# Problem to work on
With the images left out, print every entry that follows exactly.

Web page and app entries

----

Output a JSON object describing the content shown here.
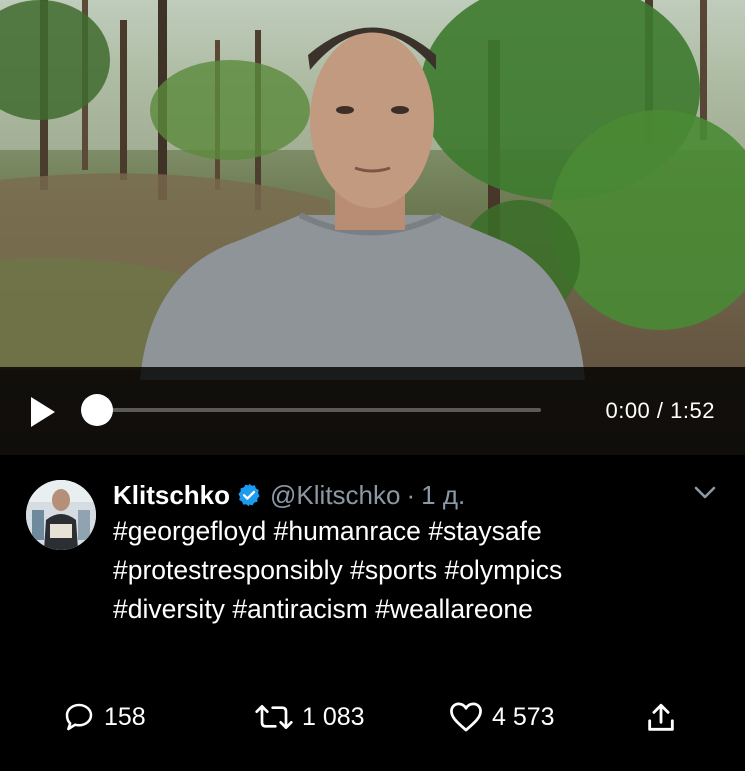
{
  "video": {
    "current_time": "0:00",
    "separator": "/",
    "duration": "1:52",
    "progress": 0.0
  },
  "tweet": {
    "display_name": "Klitschko",
    "handle": "@Klitschko",
    "dot": "·",
    "time_ago": "1 д.",
    "hashtags_line1": [
      "#georgefloyd",
      "#humanrace",
      "#staysafe"
    ],
    "hashtags_line2": [
      "#protestresponsibly",
      "#sports",
      "#olympics"
    ],
    "hashtags_line3": [
      "#diversity",
      "#antiracism",
      "#weallareone"
    ]
  },
  "actions": {
    "replies": "158",
    "retweets": "1 083",
    "likes": "4 573"
  },
  "colors": {
    "background": "#000000",
    "secondary_text": "#8b98a5",
    "verified_badge": "#1d9bf0",
    "scrub_track": "#5a5a5a"
  },
  "icons": {
    "play": "play-icon",
    "verified": "verified-badge-icon",
    "chevron": "chevron-down-icon",
    "reply": "reply-icon",
    "retweet": "retweet-icon",
    "like": "heart-icon",
    "share": "share-icon"
  }
}
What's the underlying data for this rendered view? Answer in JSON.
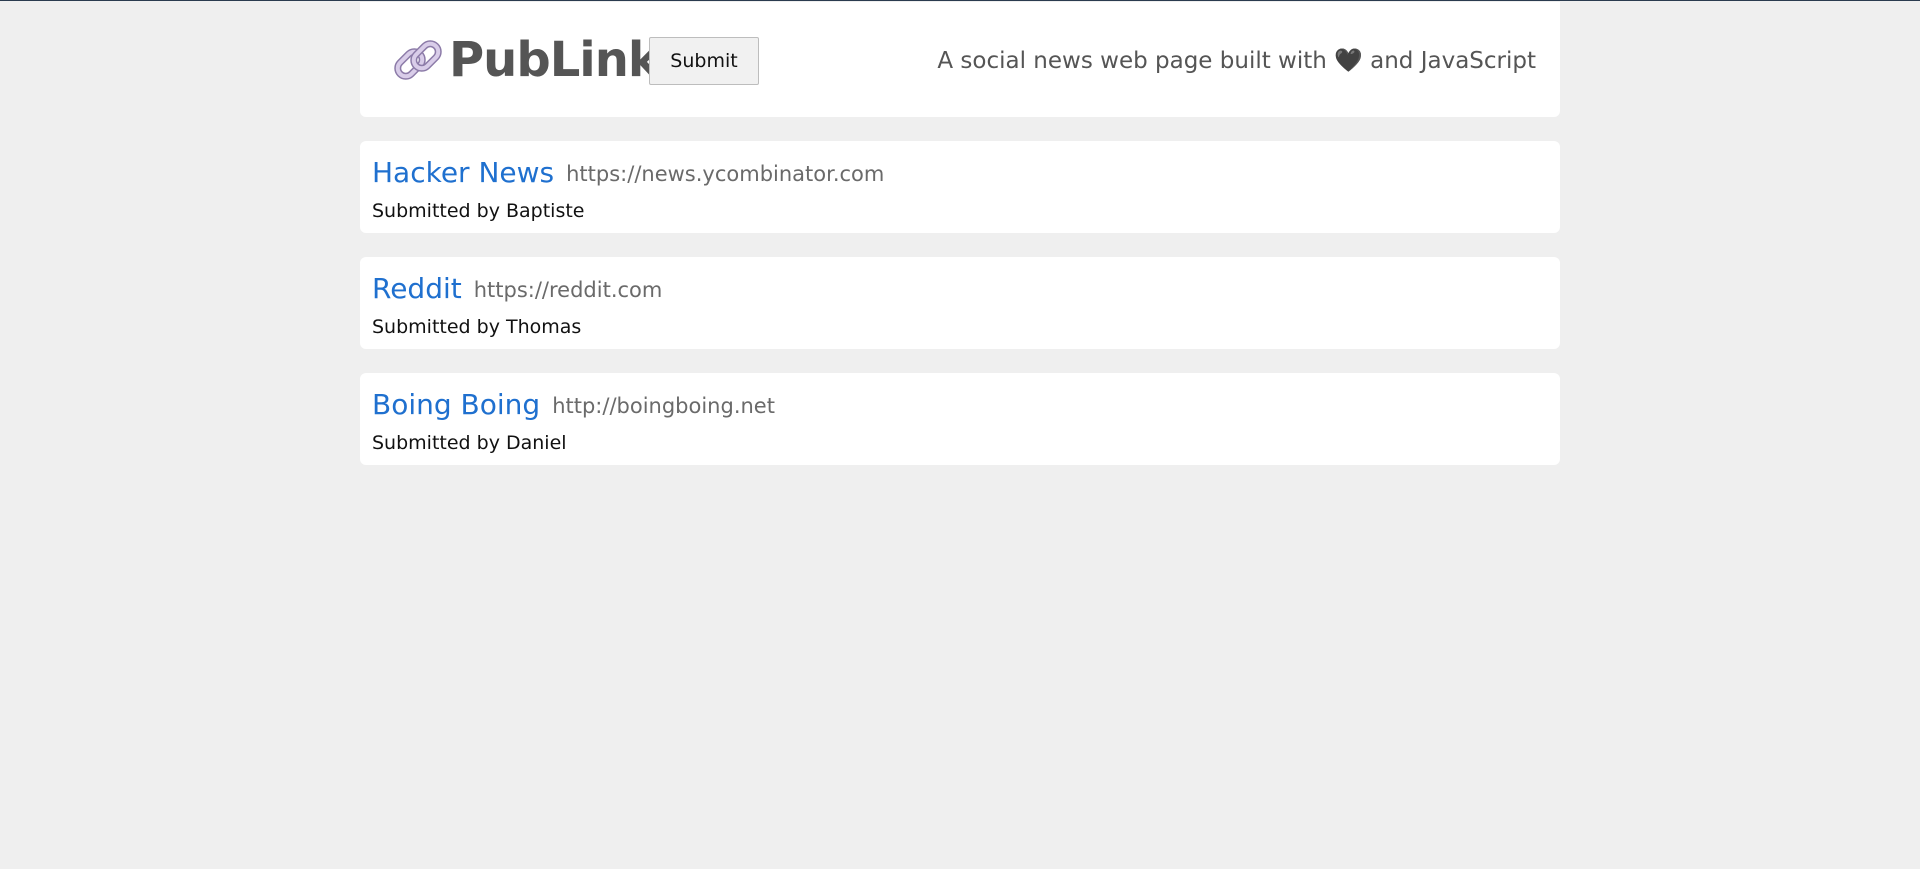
{
  "header": {
    "brand": "PubLink",
    "logo_icon": "link-icon",
    "submit_label": "Submit",
    "tagline_before": "A social news web page built with ",
    "tagline_heart": "🖤",
    "tagline_after": " and JavaScript"
  },
  "links": [
    {
      "title": "Hacker News",
      "url": "https://news.ycombinator.com",
      "author": "Submitted by Baptiste"
    },
    {
      "title": "Reddit",
      "url": "https://reddit.com",
      "author": "Submitted by Thomas"
    },
    {
      "title": "Boing Boing",
      "url": "http://boingboing.net",
      "author": "Submitted by Daniel"
    }
  ],
  "colors": {
    "background": "#efefef",
    "card": "#ffffff",
    "link": "#1f70cf",
    "muted": "#555555"
  }
}
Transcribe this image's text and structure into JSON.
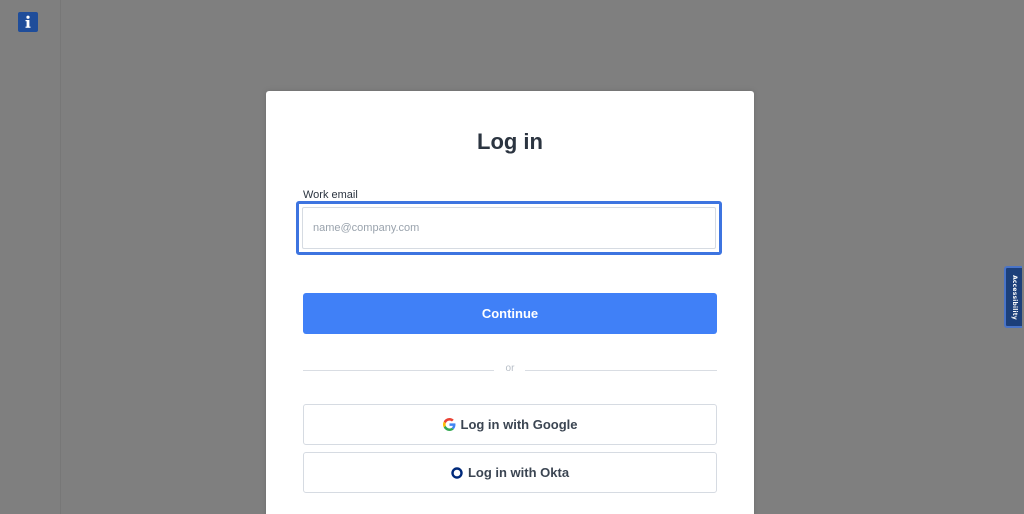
{
  "login": {
    "title": "Log in",
    "email_label": "Work email",
    "email_placeholder": "name@company.com",
    "email_value": "",
    "continue_label": "Continue",
    "divider_text": "or",
    "google_label": "Log in with Google",
    "okta_label": "Log in with Okta"
  },
  "accessibility_tab": {
    "label": "Accessibility"
  },
  "icons": {
    "info": "info-icon",
    "google": "google-icon",
    "okta": "okta-icon"
  },
  "colors": {
    "backdrop": "#7f7f7f",
    "primary": "#4080f7",
    "focus_ring": "#3d74e0",
    "info_badge": "#1f4d9a",
    "accessibility_tab": "#1c3f7a"
  }
}
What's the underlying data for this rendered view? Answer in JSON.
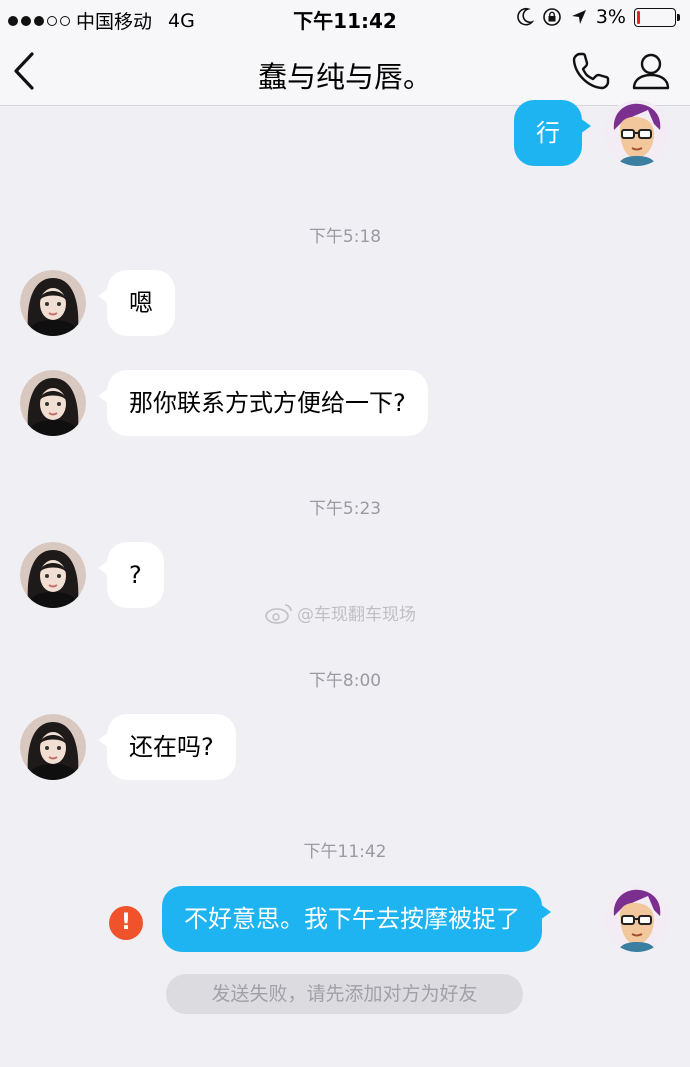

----

# The completed task
Output a JSON object describing the content shown here.
{
  "video": {
    "current_time": "0:00",
    "separator": "/",
    "duration": "1:52",
    "progress": 0.0
  },
  "tweet": {
    "display_name": "Klitschko",
    "handle": "@Klitschko",
    "dot": "·",
    "time_ago": "1 д.",
    "hashtags_line1": [
      "#georgefloyd",
      "#humanrace",
      "#staysafe"
    ],
    "hashtags_line2": [
      "#protestresponsibly",
      "#sports",
      "#olympics"
    ],
    "hashtags_line3": [
      "#diversity",
      "#antiracism",
      "#weallareone"
    ]
  },
  "actions": {
    "replies": "158",
    "retweets": "1 083",
    "likes": "4 573"
  },
  "colors": {
    "background": "#000000",
    "secondary_text": "#8b98a5",
    "verified_badge": "#1d9bf0",
    "scrub_track": "#5a5a5a"
  },
  "icons": {
    "play": "play-icon",
    "verified": "verified-badge-icon",
    "chevron": "chevron-down-icon",
    "reply": "reply-icon",
    "retweet": "retweet-icon",
    "like": "heart-icon",
    "share": "share-icon"
  }
}
What's the underlying data for this rendered view? Answer in JSON.
{
  "header": {
    "brand": "PubLink",
    "logo_icon": "link-icon",
    "submit_label": "Submit",
    "tagline_before": "A social news web page built with ",
    "tagline_heart": "🖤",
    "tagline_after": " and JavaScript"
  },
  "links": [
    {
      "title": "Hacker News",
      "url": "https://news.ycombinator.com",
      "author": "Submitted by Baptiste"
    },
    {
      "title": "Reddit",
      "url": "https://reddit.com",
      "author": "Submitted by Thomas"
    },
    {
      "title": "Boing Boing",
      "url": "http://boingboing.net",
      "author": "Submitted by Daniel"
    }
  ],
  "colors": {
    "background": "#efefef",
    "card": "#ffffff",
    "link": "#1f70cf",
    "muted": "#555555"
  }
}
Transcribe this image's text and structure into JSON.
{
  "login": {
    "title": "Log in",
    "email_label": "Work email",
    "email_placeholder": "name@company.com",
    "email_value": "",
    "continue_label": "Continue",
    "divider_text": "or",
    "google_label": "Log in with Google",
    "okta_label": "Log in with Okta"
  },
  "accessibility_tab": {
    "label": "Accessibility"
  },
  "icons": {
    "info": "info-icon",
    "google": "google-icon",
    "okta": "okta-icon"
  },
  "colors": {
    "backdrop": "#7f7f7f",
    "primary": "#4080f7",
    "focus_ring": "#3d74e0",
    "info_badge": "#1f4d9a",
    "accessibility_tab": "#1c3f7a"
  }
}
What's the underlying data for this rendered view? Answer in JSON.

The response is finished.